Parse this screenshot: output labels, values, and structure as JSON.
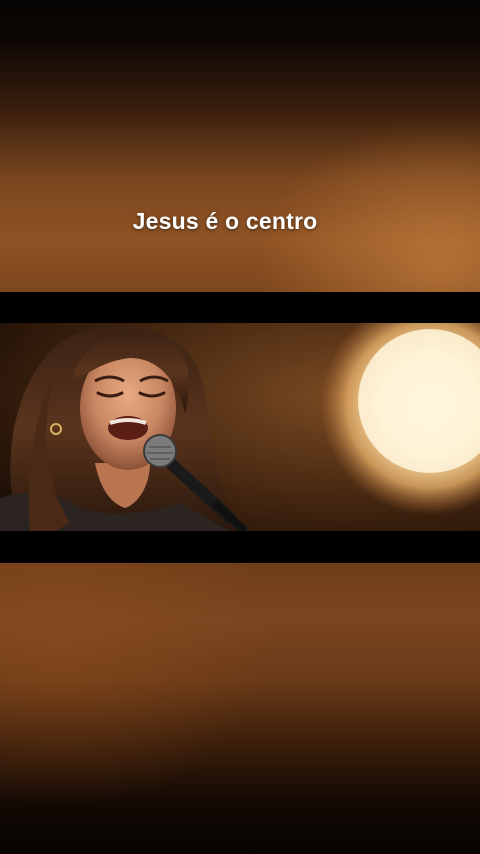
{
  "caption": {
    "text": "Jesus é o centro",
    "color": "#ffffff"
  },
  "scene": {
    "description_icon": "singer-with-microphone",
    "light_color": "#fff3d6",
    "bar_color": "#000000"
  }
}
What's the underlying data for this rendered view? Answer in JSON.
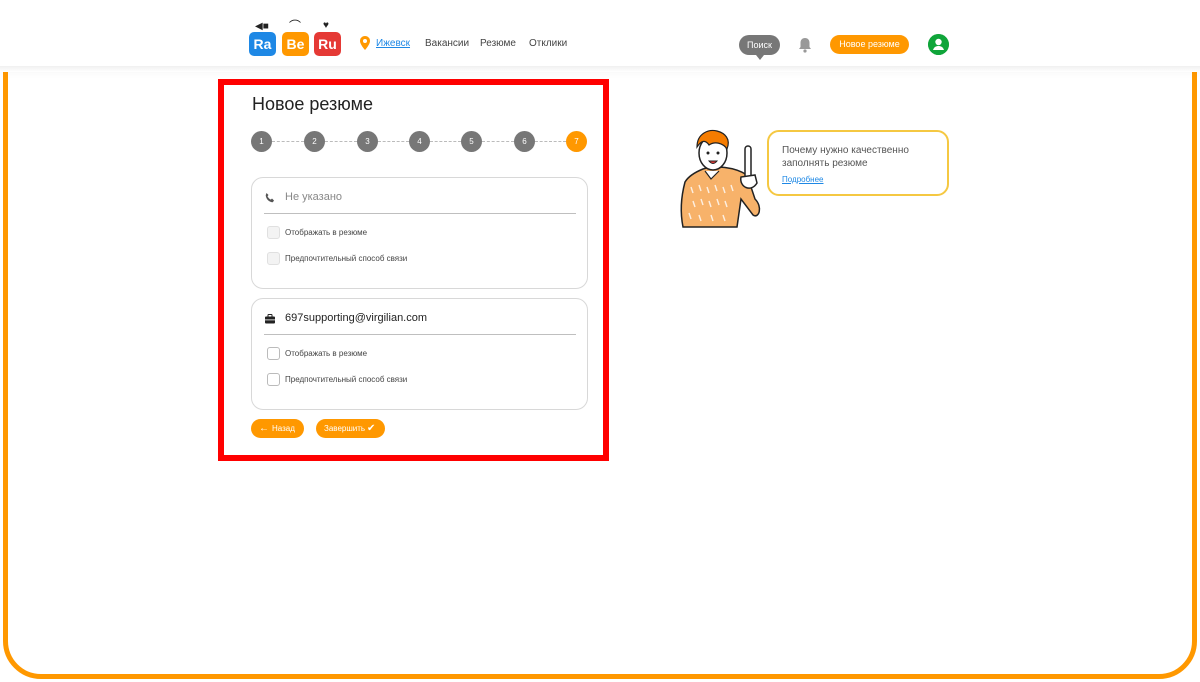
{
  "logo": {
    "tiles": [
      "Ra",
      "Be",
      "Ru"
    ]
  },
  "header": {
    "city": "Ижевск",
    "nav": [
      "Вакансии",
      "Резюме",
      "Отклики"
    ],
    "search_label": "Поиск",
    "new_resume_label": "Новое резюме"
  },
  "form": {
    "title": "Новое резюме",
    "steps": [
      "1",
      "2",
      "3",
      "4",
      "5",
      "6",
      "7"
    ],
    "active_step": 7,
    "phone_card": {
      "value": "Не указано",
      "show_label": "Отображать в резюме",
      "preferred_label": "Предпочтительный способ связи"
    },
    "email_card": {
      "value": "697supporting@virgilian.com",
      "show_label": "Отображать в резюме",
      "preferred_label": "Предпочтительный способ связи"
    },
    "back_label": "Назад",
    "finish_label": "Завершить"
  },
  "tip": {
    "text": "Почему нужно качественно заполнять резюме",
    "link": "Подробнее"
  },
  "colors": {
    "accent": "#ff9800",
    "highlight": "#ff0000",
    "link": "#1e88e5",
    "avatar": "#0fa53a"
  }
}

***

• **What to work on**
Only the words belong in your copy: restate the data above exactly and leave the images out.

• **Your solution**
Parse this screenshot: output labels, values, and structure as JSON.
{
  "caption": {
    "text": "Jesus é o centro",
    "color": "#ffffff"
  },
  "scene": {
    "description_icon": "singer-with-microphone",
    "light_color": "#fff3d6",
    "bar_color": "#000000"
  }
}
What's the underlying data for this rendered view? Answer in JSON.
{
  "logo": {
    "tiles": [
      "Ra",
      "Be",
      "Ru"
    ]
  },
  "header": {
    "city": "Ижевск",
    "nav": [
      "Вакансии",
      "Резюме",
      "Отклики"
    ],
    "search_label": "Поиск",
    "new_resume_label": "Новое резюме"
  },
  "form": {
    "title": "Новое резюме",
    "steps": [
      "1",
      "2",
      "3",
      "4",
      "5",
      "6",
      "7"
    ],
    "active_step": 7,
    "phone_card": {
      "value": "Не указано",
      "show_label": "Отображать в резюме",
      "preferred_label": "Предпочтительный способ связи"
    },
    "email_card": {
      "value": "697supporting@virgilian.com",
      "show_label": "Отображать в резюме",
      "preferred_label": "Предпочтительный способ связи"
    },
    "back_label": "Назад",
    "finish_label": "Завершить"
  },
  "tip": {
    "text": "Почему нужно качественно заполнять резюме",
    "link": "Подробнее"
  },
  "colors": {
    "accent": "#ff9800",
    "highlight": "#ff0000",
    "link": "#1e88e5",
    "avatar": "#0fa53a"
  }
}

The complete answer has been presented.